Federal Reserve policy makers are missing a key element as they assess the health of the labor market: data that includes whether those who are employed are overqualified for their job or would like to work more hours.
As a result, the “significant underutilization of labor resources” that Fed officials highlighted last month as they renewed a pledge to keep interest rates low for a “considerable period” is probably even more severe than currently estimated. And the information gap means policy makers may have more difficulty gauging the right moment to raise rates off zero.
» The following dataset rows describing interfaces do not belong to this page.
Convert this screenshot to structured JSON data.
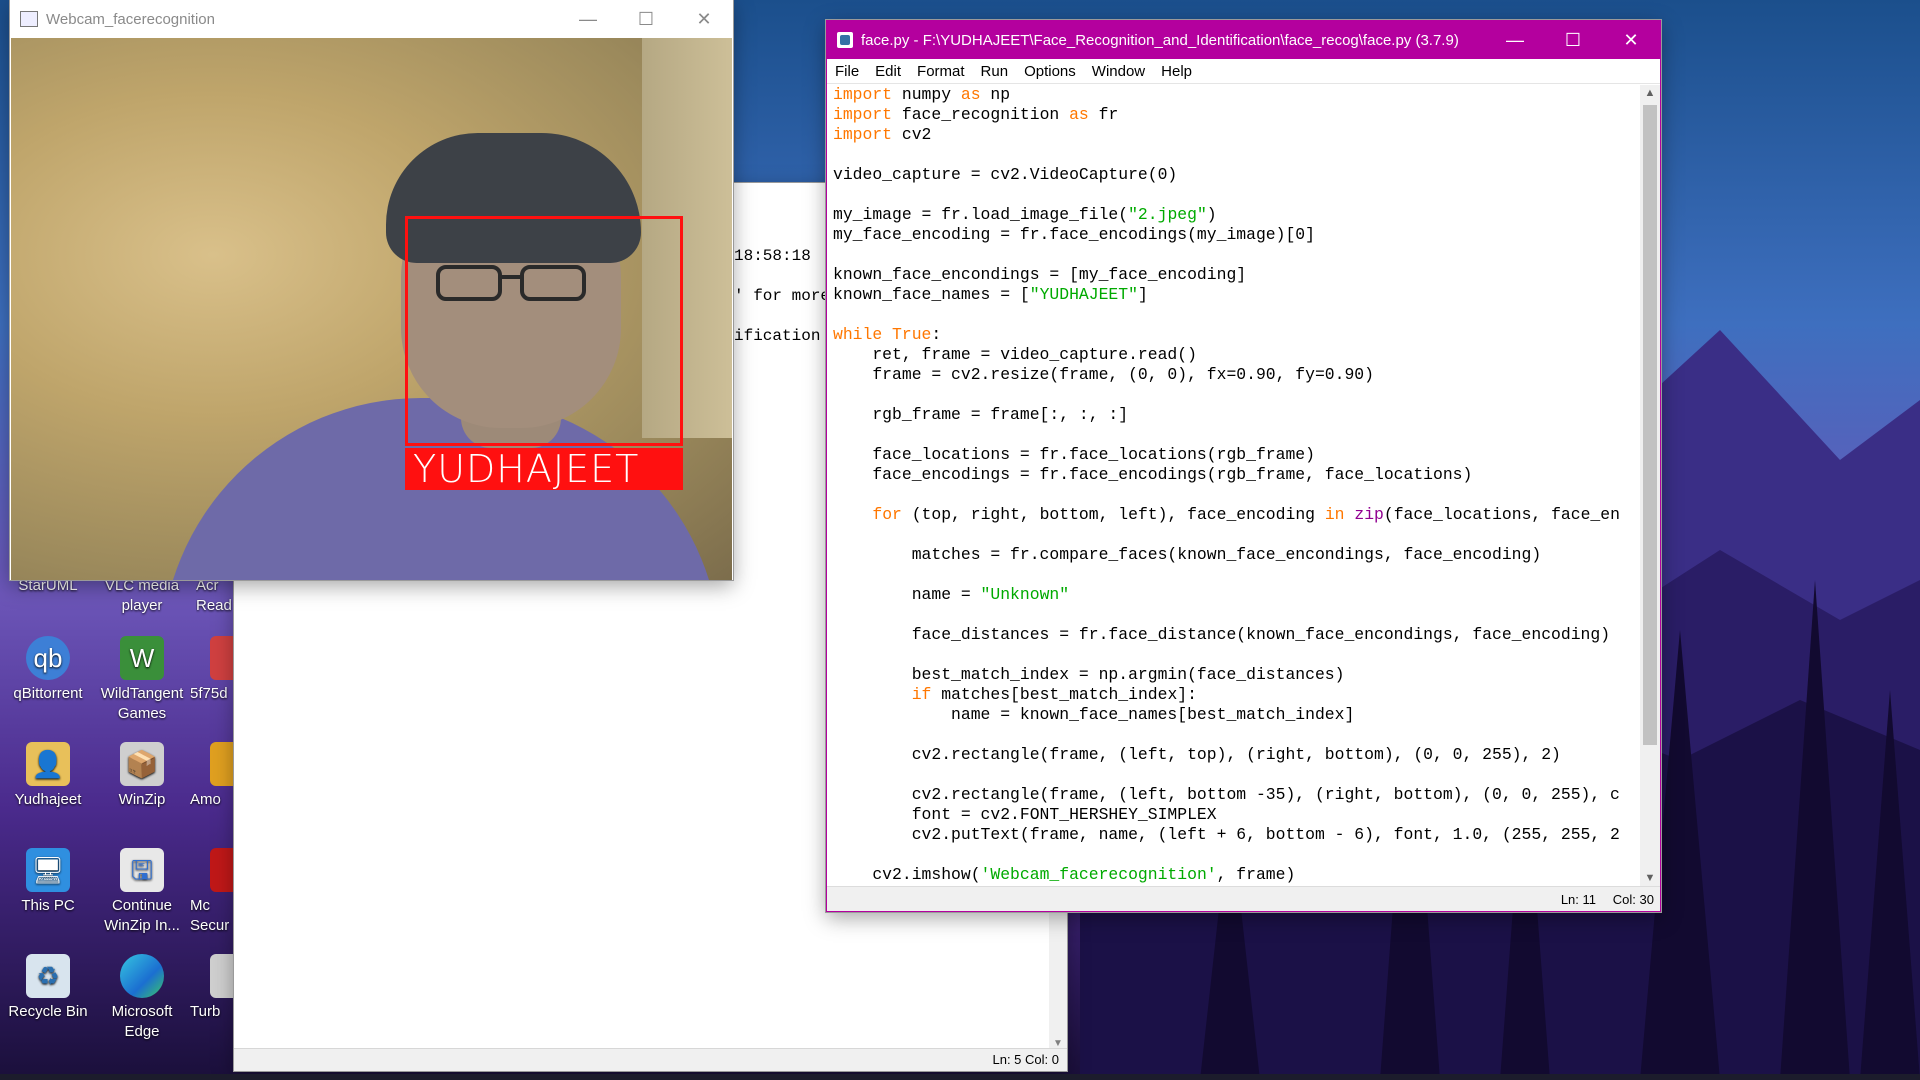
{
  "desktop": {
    "top_labels": [
      {
        "label": "StarUML"
      },
      {
        "label": "VLC media player"
      },
      {
        "label": "Acr Read"
      }
    ],
    "icons": [
      {
        "label": "qBittorrent",
        "icon": "qbittorrent-icon"
      },
      {
        "label": "WildTangent Games",
        "icon": "wildtangent-icon"
      },
      {
        "label": "5f75d",
        "icon": "file-icon"
      },
      {
        "label": "Yudhajeet",
        "icon": "user-folder-icon"
      },
      {
        "label": "WinZip",
        "icon": "winzip-icon"
      },
      {
        "label": "Amo",
        "icon": "app-icon"
      },
      {
        "label": "This PC",
        "icon": "computer-icon"
      },
      {
        "label": "Continue WinZip In...",
        "icon": "winzip-installer-icon"
      },
      {
        "label": "Mc Secur",
        "icon": "mcafee-icon"
      },
      {
        "label": "Recycle Bin",
        "icon": "recycle-bin-icon"
      },
      {
        "label": "Microsoft Edge",
        "icon": "edge-icon"
      },
      {
        "label": "Turb",
        "icon": "app-icon"
      }
    ]
  },
  "bg_window": {
    "fragments": [
      "18:58:18",
      "' for more",
      "ification"
    ],
    "status": "Ln: 5   Col: 0"
  },
  "cam_window": {
    "title": "Webcam_facerecognition",
    "label": "YUDHAJEET"
  },
  "idle_window": {
    "title": "face.py - F:\\YUDHAJEET\\Face_Recognition_and_Identification\\face_recog\\face.py (3.7.9)",
    "menu": [
      "File",
      "Edit",
      "Format",
      "Run",
      "Options",
      "Window",
      "Help"
    ],
    "status_ln": "Ln: 11",
    "status_col": "Col: 30"
  },
  "code_lines": [
    [
      [
        "kw",
        "import"
      ],
      [
        "t",
        " numpy "
      ],
      [
        "kw",
        "as"
      ],
      [
        "t",
        " np"
      ]
    ],
    [
      [
        "kw",
        "import"
      ],
      [
        "t",
        " face_recognition "
      ],
      [
        "kw",
        "as"
      ],
      [
        "t",
        " fr"
      ]
    ],
    [
      [
        "kw",
        "import"
      ],
      [
        "t",
        " cv2"
      ]
    ],
    [
      [
        "t",
        ""
      ]
    ],
    [
      [
        "t",
        "video_capture = cv2.VideoCapture(0)"
      ]
    ],
    [
      [
        "t",
        ""
      ]
    ],
    [
      [
        "t",
        "my_image = fr.load_image_file("
      ],
      [
        "str",
        "\"2.jpeg\""
      ],
      [
        "t",
        ")"
      ]
    ],
    [
      [
        "t",
        "my_face_encoding = fr.face_encodings(my_image)[0]"
      ]
    ],
    [
      [
        "t",
        ""
      ]
    ],
    [
      [
        "t",
        "known_face_encondings = [my_face_encoding]"
      ]
    ],
    [
      [
        "t",
        "known_face_names = ["
      ],
      [
        "str",
        "\"YUDHAJEET\""
      ],
      [
        "t",
        "]"
      ]
    ],
    [
      [
        "t",
        ""
      ]
    ],
    [
      [
        "kw",
        "while"
      ],
      [
        "t",
        " "
      ],
      [
        "kw",
        "True"
      ],
      [
        "t",
        ":"
      ]
    ],
    [
      [
        "t",
        "    ret, frame = video_capture.read()"
      ]
    ],
    [
      [
        "t",
        "    frame = cv2.resize(frame, (0, 0), fx=0.90, fy=0.90)"
      ]
    ],
    [
      [
        "t",
        ""
      ]
    ],
    [
      [
        "t",
        "    rgb_frame = frame[:, :, :]"
      ]
    ],
    [
      [
        "t",
        ""
      ]
    ],
    [
      [
        "t",
        "    face_locations = fr.face_locations(rgb_frame)"
      ]
    ],
    [
      [
        "t",
        "    face_encodings = fr.face_encodings(rgb_frame, face_locations)"
      ]
    ],
    [
      [
        "t",
        ""
      ]
    ],
    [
      [
        "t",
        "    "
      ],
      [
        "kw",
        "for"
      ],
      [
        "t",
        " (top, right, bottom, left), face_encoding "
      ],
      [
        "kw",
        "in"
      ],
      [
        "t",
        " "
      ],
      [
        "bi",
        "zip"
      ],
      [
        "t",
        "(face_locations, face_en"
      ]
    ],
    [
      [
        "t",
        ""
      ]
    ],
    [
      [
        "t",
        "        matches = fr.compare_faces(known_face_encondings, face_encoding)"
      ]
    ],
    [
      [
        "t",
        ""
      ]
    ],
    [
      [
        "t",
        "        name = "
      ],
      [
        "str",
        "\"Unknown\""
      ]
    ],
    [
      [
        "t",
        ""
      ]
    ],
    [
      [
        "t",
        "        face_distances = fr.face_distance(known_face_encondings, face_encoding)"
      ]
    ],
    [
      [
        "t",
        ""
      ]
    ],
    [
      [
        "t",
        "        best_match_index = np.argmin(face_distances)"
      ]
    ],
    [
      [
        "t",
        "        "
      ],
      [
        "kw",
        "if"
      ],
      [
        "t",
        " matches[best_match_index]:"
      ]
    ],
    [
      [
        "t",
        "            name = known_face_names[best_match_index]"
      ]
    ],
    [
      [
        "t",
        ""
      ]
    ],
    [
      [
        "t",
        "        cv2.rectangle(frame, (left, top), (right, bottom), (0, 0, 255), 2)"
      ]
    ],
    [
      [
        "t",
        ""
      ]
    ],
    [
      [
        "t",
        "        cv2.rectangle(frame, (left, bottom -35), (right, bottom), (0, 0, 255), c"
      ]
    ],
    [
      [
        "t",
        "        font = cv2.FONT_HERSHEY_SIMPLEX"
      ]
    ],
    [
      [
        "t",
        "        cv2.putText(frame, name, (left + 6, bottom - 6), font, 1.0, (255, 255, 2"
      ]
    ],
    [
      [
        "t",
        ""
      ]
    ],
    [
      [
        "t",
        "    cv2.imshow("
      ],
      [
        "str",
        "'Webcam_facerecognition'"
      ],
      [
        "t",
        ", frame)"
      ]
    ]
  ]
}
“We have more slack than the official statistics suggest,” said Michelle Meyer, a senior U.S. economist at Bank of America Corp. in New York. “Because it’s difficult to measure underutilization, there’s still a lot of uncertainty as to how much slack remains, which means there’s uncertainty as to the appropriate stance of monetary policy.”